May 07--Travelers between Seattle and Portland soon will have a cheaper option instead of planes, trains or automobiles.
BoltBus, which began four years ago on the East Coast, will offer nonstop service here starting May 17. Buses will leave curbside from Fifth Avenue South, next to the International District/Chinatown transit station, four times a day.
The schedule shows four daily trips scheduled for 3 hours, 15 minutes each, an estimate sure to be tested by Interstate 5's mercurial traffic. That compares with 3 hours, 30 minutes on the Amtrak Cascades train line, or about 4 hours on a regular Greyhound bus that stops in Tacoma, Olympia, Centralia and Kelso en route.
Prices vary based on demand — nearly all tickets are bought online at BoltBus.com, and a few are sold curbside. Listings for the next few weeks show mostly $6 to $10 seats. Some are $17, and prices can reach $25 or so. Rates are lower the earlier people buy, and each bus includes at least one $1 seat.
Amtrak costs more, with fares generally ranging from $32 to $53, with some Memorial Day weekend trips as high as $69.
The new, low-cost bus service creates a tricky situation, as the state Department of Transportation has been awarded nearly $800 million in federal grants to improve the Amtrak Cascades line, the stations and freight passage. Could nonstop buses undermine that huge investment in rail, or would bus and train somehow complement each other?
"The more the merrier," says Bruce Agnew, a fellow at the pro-rail Cascadia Center in Seattle, part of the Discovery Institute.
But, he says, riders understand that a train provides a different experience.
On a train, "there is a lot to be said for being able to walk around, have a locally crafted beer or just watch eagles nesting on the shores of the Salish Sea, rather than gazing at an endless line of red lights on I-5," Agnew said.
Comfortable intercity buses are commonplace in many parts of the world, including Mexico and China.
The new U.S. generation of direct intercity buses got a boost from New York City, where small operators started picking up riders in Chinatown.
BoltBus was created to compete in that market, as a partnership by Greyhound and Peter Pan Bus Lines, which is why the buses stop at curbside instead of in a traditional station, said Joe Hapac, Greyhound terminal manager in Seattle.
The black-and-orange buses are roomier than a normal Greyhound because one seat was removed in the rear, along with one row of seats, so there are 50 rather than 55 seats per coach, Hapac said. Costs can be lower than a standard bus because BoltBus forgoes stations, baggage handlers, ticket agents and fuel costs of multiple stops, he said.
BoltBus is talking about whether to start a Seattle-Vancouver, B.C., route but has made no decision, spokesman Tim Stokes said.

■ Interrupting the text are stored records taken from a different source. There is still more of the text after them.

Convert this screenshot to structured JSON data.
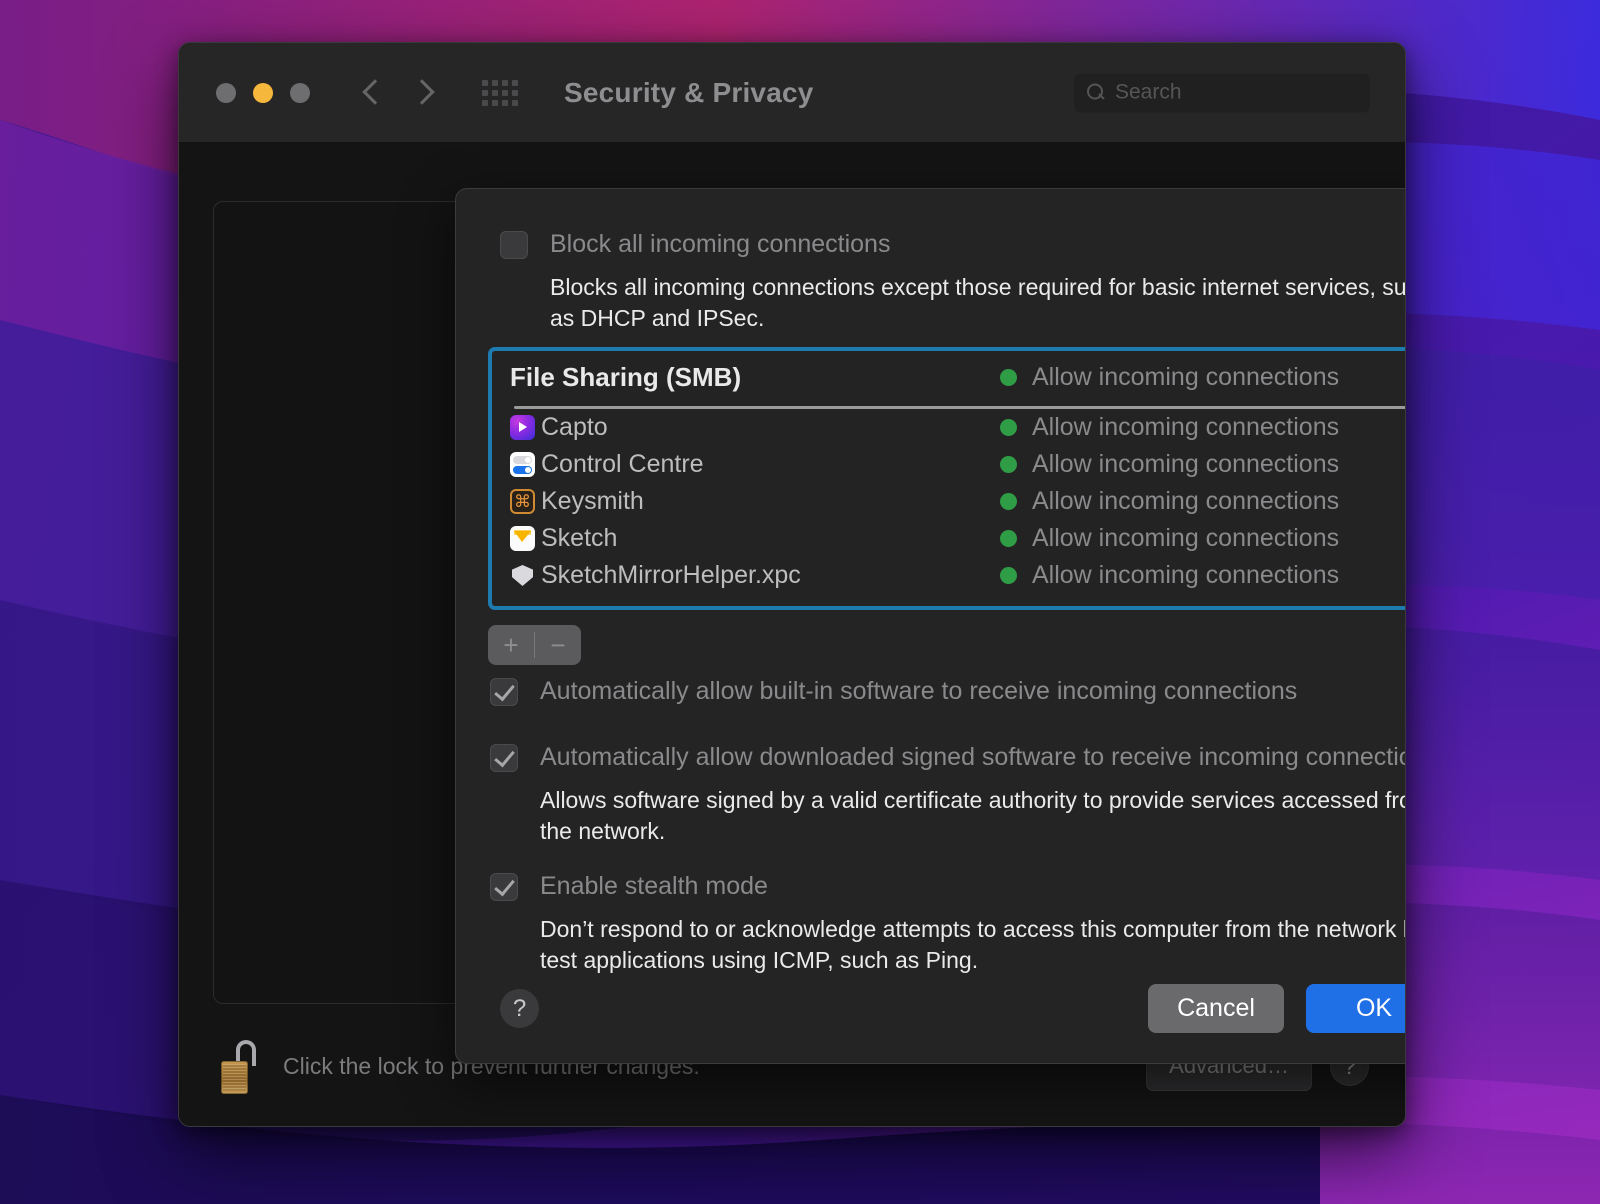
{
  "window": {
    "title": "Security & Privacy",
    "traffic_lights": [
      "close",
      "minimize",
      "zoom"
    ],
    "nav": {
      "back": "back",
      "forward": "forward"
    },
    "grid_icon": "grid-icon",
    "search": {
      "placeholder": "Search",
      "value": ""
    }
  },
  "sheet": {
    "block_all": {
      "label": "Block all incoming connections",
      "checked": false,
      "description": "Blocks all incoming connections except those required for basic internet services, such as DHCP and IPSec."
    },
    "list_header": {
      "name": "File Sharing (SMB)",
      "status": "Allow incoming connections"
    },
    "apps": [
      {
        "name": "Capto",
        "icon": "capto-icon",
        "status": "Allow incoming connections"
      },
      {
        "name": "Control Centre",
        "icon": "control-centre-icon",
        "status": "Allow incoming connections"
      },
      {
        "name": "Keysmith",
        "icon": "keysmith-icon",
        "status": "Allow incoming connections"
      },
      {
        "name": "Sketch",
        "icon": "sketch-icon",
        "status": "Allow incoming connections"
      },
      {
        "name": "SketchMirrorHelper.xpc",
        "icon": "shield-icon",
        "status": "Allow incoming connections"
      }
    ],
    "add_button": "+",
    "remove_button": "−",
    "builtin": {
      "label": "Automatically allow built-in software to receive incoming connections",
      "checked": true
    },
    "signed": {
      "label": "Automatically allow downloaded signed software to receive incoming connections",
      "checked": true,
      "description": "Allows software signed by a valid certificate authority to provide services accessed from the network."
    },
    "stealth": {
      "label": "Enable stealth mode",
      "checked": true,
      "description": "Don’t respond to or acknowledge attempts to access this computer from the network by test applications using ICMP, such as Ping."
    },
    "help_button": "?",
    "cancel_button": "Cancel",
    "ok_button": "OK"
  },
  "bottom_bar": {
    "lock_icon": "unlocked-padlock-icon",
    "lock_text": "Click the lock to prevent further changes.",
    "advanced_button": "Advanced…",
    "help_button": "?"
  },
  "colors": {
    "accent_blue": "#1f6fe6",
    "focus_ring": "#1d7bb0",
    "status_green": "#2f9c46",
    "minimize_yellow": "#f6b83c",
    "window_bg": "#1e1e1e",
    "sheet_bg": "#242425"
  }
}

In addition to competing with local buses, BoltBus back East also vies with Amtrak.
In the Northwest, Agnew said the Cascades fare is much lower than the Acela rail line in the East, and therefore competitive.
By 2017, Amtrak Cascades aims to cut travel time to Portland an additional 10 minutes and add two more round-trip trains, for a total seven daily, including one Coast Starlight to California.
Only about one-third of last year's 840,000 passengers on the line went all the way from Seattle to Portland, said Laura Kingman, rail marketing and communications manager for the state Transportation Department. That leaves a big market in between that BoltBus wouldn't reach.
Some people might choose a bus one direction and a train coming home, depending on schedules and ticket availability, Kingman said.
Down at Seattle's King Street Station, riders waiting for a Portland train Friday morning said they would at least consider a cheaper bus.
"I would totally take it," art student Leighla Webb said when shown BoltBus listings of $8 in early June. "That's phenomenal." Webb said she was looking forward to her first-ever train ride Friday for a fare of $32.